Increased supply costs have been felt across the globe, and companies have raised the prices paid by consumers in order to attempt to offset that higher cost. Walmart, on the other hand, chose to keep its price increases relatively modest.
On Tuesday, the company reported that its gross margins declined 42 basis points in the third quarter. Share prices fell largely due of the belief amongst traders that the company should have raised prices more significantly.
However, Cramer argued that the keeping prices at a more reasonable level was a good move for Walmart.
"Walmart is keeping prices down aggressively and therefore their gross margins are down. But they are taking share from everybody. This is the moment to take share during the inflationary period," Cramer said. "I like share versus them cutting price and worrying about gross margin."

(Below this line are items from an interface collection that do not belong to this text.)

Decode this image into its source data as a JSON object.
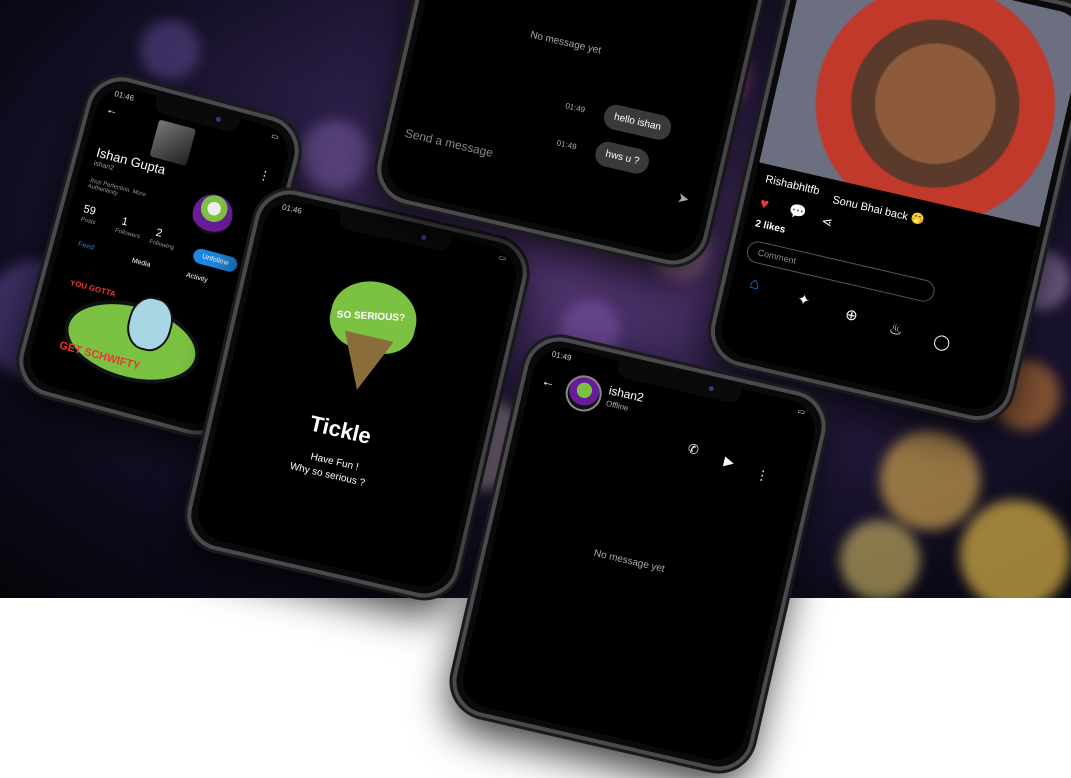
{
  "profile": {
    "status_time": "01:46",
    "name": "Ishan Gupta",
    "username": "ishan2",
    "bio": "Jnus Perfection. More Authenticity",
    "posts_count": "59",
    "posts_label": "Posts",
    "followers_count": "1",
    "followers_label": "Followers",
    "following_count": "2",
    "following_label": "Following",
    "unfollow_label": "Unfollow",
    "tab_feed": "Feed",
    "tab_media": "Media",
    "tab_activity": "Activity",
    "sticker_top": "YOU GOTTA",
    "sticker_bottom": "GET SCHWIFTY"
  },
  "splash": {
    "status_time": "01:46",
    "logo_text": "SO SERIOUS?",
    "app_name": "Tickle",
    "tagline_1": "Have Fun !",
    "tagline_2": "Why so serious ?"
  },
  "chat_top": {
    "empty_text": "No message yet",
    "messages": [
      {
        "time": "01:49",
        "text": "hello ishan"
      },
      {
        "time": "01:49",
        "text": "hws u ?"
      }
    ],
    "input_placeholder": "Send a message"
  },
  "post": {
    "username": "Rishabhltfb",
    "caption": "Sonu Bhai back 🤭",
    "likes": "2 likes",
    "comment_placeholder": "Comment"
  },
  "chat_bottom": {
    "status_time": "01:49",
    "contact_name": "ishan2",
    "contact_status": "Offline",
    "empty_text": "No message yet"
  },
  "colors": {
    "accent": "#1e88e5",
    "like": "#e53935",
    "bubble": "#3a3a3c",
    "joker_green": "#7cc242"
  }
}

Cramer defended Walmart on "Squawk Box" and "Squawk on the Street". Writing in his morning Investing Club newsletter, Cramer called the company an "inflation fighter" and "share taker".
Walmart's Chief Financial Officer said much the same in an interview with CNBC regarding the company's current position.

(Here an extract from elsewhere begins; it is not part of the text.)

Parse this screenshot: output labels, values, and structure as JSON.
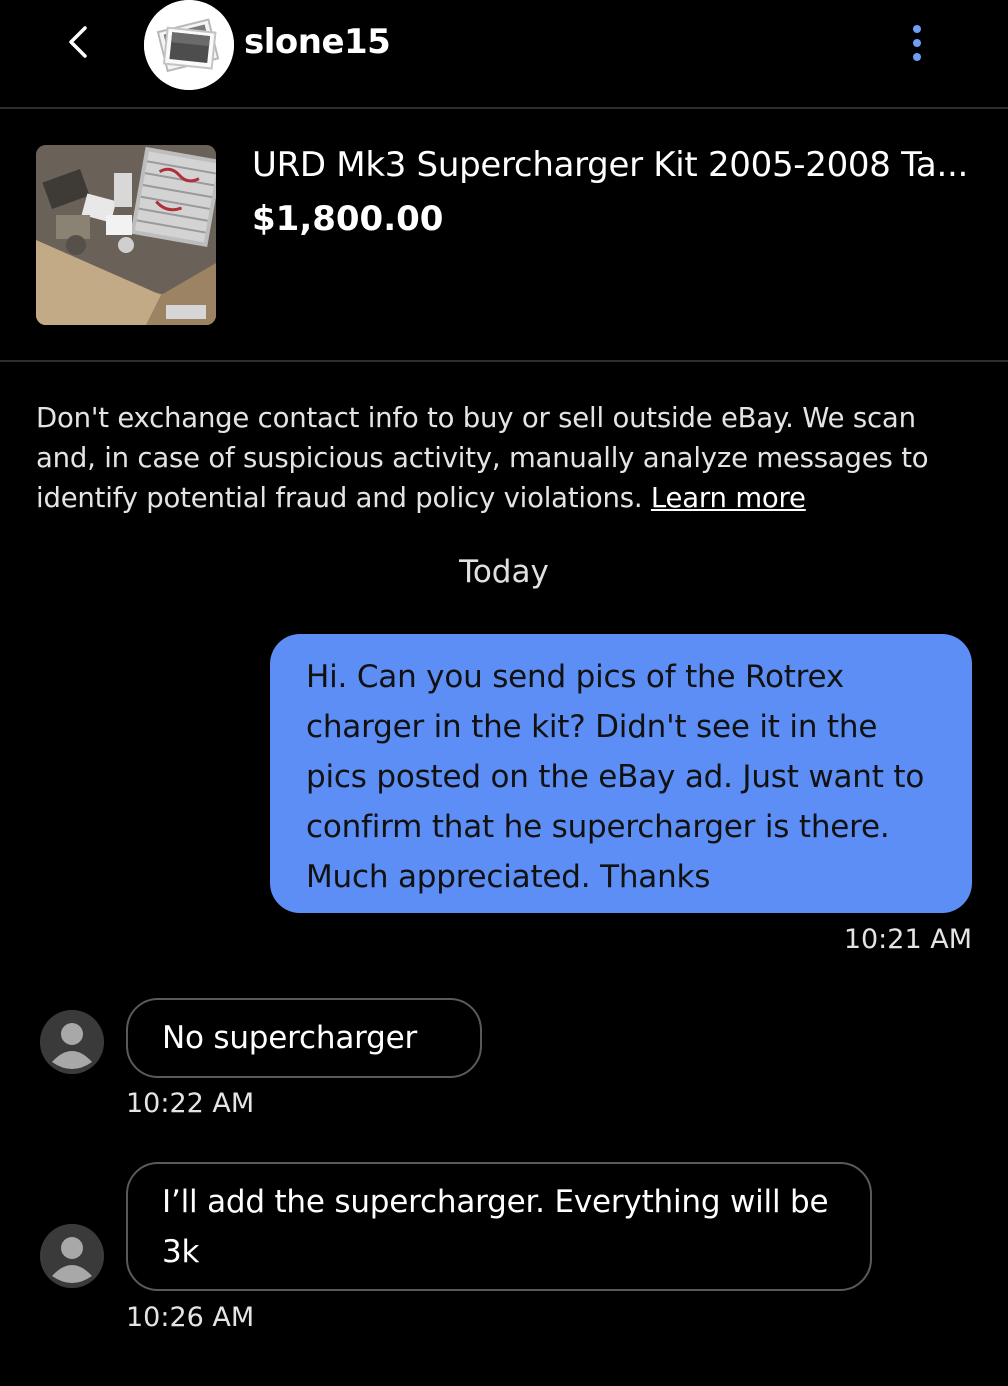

"We've always been an inflation fighter for customers," CFO Brett Biggs said. "Our scale and the product breadth that we have allows us to do things in a way that is beneficial to customers and beneficial to shareholders."

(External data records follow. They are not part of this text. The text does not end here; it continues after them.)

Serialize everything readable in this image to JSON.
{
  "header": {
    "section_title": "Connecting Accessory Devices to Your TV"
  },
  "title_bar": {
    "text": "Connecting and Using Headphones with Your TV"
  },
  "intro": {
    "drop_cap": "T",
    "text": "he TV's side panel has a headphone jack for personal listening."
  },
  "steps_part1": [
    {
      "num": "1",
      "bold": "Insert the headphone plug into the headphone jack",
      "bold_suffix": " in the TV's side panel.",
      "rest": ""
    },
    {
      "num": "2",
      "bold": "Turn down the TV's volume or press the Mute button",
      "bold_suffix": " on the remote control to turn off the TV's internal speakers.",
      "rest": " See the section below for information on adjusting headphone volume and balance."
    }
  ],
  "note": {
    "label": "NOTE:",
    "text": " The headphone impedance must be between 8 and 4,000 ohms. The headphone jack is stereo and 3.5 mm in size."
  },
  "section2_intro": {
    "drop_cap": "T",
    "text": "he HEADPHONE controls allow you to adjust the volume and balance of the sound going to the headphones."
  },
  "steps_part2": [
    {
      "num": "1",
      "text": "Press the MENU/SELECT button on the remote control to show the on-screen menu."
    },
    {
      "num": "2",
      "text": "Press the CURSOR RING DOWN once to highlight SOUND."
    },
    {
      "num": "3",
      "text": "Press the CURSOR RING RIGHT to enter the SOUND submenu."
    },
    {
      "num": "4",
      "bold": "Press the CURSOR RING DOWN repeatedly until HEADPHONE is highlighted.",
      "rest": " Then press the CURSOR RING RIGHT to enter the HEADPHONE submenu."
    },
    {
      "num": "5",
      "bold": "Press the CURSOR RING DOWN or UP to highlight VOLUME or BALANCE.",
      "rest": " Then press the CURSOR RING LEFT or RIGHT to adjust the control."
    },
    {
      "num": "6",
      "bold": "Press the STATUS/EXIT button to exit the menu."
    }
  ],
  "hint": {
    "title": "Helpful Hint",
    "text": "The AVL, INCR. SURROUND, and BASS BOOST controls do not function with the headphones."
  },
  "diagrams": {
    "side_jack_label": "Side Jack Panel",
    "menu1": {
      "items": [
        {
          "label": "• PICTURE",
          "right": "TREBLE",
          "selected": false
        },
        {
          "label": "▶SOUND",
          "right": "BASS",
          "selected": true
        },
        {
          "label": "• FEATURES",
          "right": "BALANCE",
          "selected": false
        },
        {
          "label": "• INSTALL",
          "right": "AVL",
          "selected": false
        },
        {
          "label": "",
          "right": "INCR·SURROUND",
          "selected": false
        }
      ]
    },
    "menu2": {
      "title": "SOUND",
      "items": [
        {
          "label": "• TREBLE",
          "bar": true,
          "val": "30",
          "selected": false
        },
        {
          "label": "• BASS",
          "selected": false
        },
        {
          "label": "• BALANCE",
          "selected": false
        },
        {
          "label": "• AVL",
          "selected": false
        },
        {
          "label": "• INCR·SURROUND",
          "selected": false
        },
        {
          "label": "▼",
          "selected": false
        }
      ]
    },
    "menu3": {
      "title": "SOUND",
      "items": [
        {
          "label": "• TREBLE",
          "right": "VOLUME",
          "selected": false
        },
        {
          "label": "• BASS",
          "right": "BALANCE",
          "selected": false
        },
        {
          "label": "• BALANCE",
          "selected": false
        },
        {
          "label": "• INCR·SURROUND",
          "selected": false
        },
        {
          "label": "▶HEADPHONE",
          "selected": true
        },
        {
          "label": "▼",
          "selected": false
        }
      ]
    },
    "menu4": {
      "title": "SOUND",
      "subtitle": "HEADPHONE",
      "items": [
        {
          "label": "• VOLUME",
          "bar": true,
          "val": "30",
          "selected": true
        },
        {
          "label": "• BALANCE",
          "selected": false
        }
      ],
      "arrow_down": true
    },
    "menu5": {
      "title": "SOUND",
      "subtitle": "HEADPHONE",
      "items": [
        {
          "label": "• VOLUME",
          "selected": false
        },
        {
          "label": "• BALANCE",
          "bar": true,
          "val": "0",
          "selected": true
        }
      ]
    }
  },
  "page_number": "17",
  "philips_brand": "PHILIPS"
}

Walmart has managed to harness its size in order to fight supply chain issues: by negotiating with suppliers and using its own chartered ships for transport, Walmart has avoided some of the obstacles holding up other retailers. According to company executives, inventory in the U.S. is up by nearly 12%. These efforts have also helped Walmart keep prices low, allowing the company to retain price-conscious shoppers
In the company's Tuesday earnings report, Walmart raised its forecasted end-of-year adjusted earnings per share from between $6.20 and $6.35 to $6.40.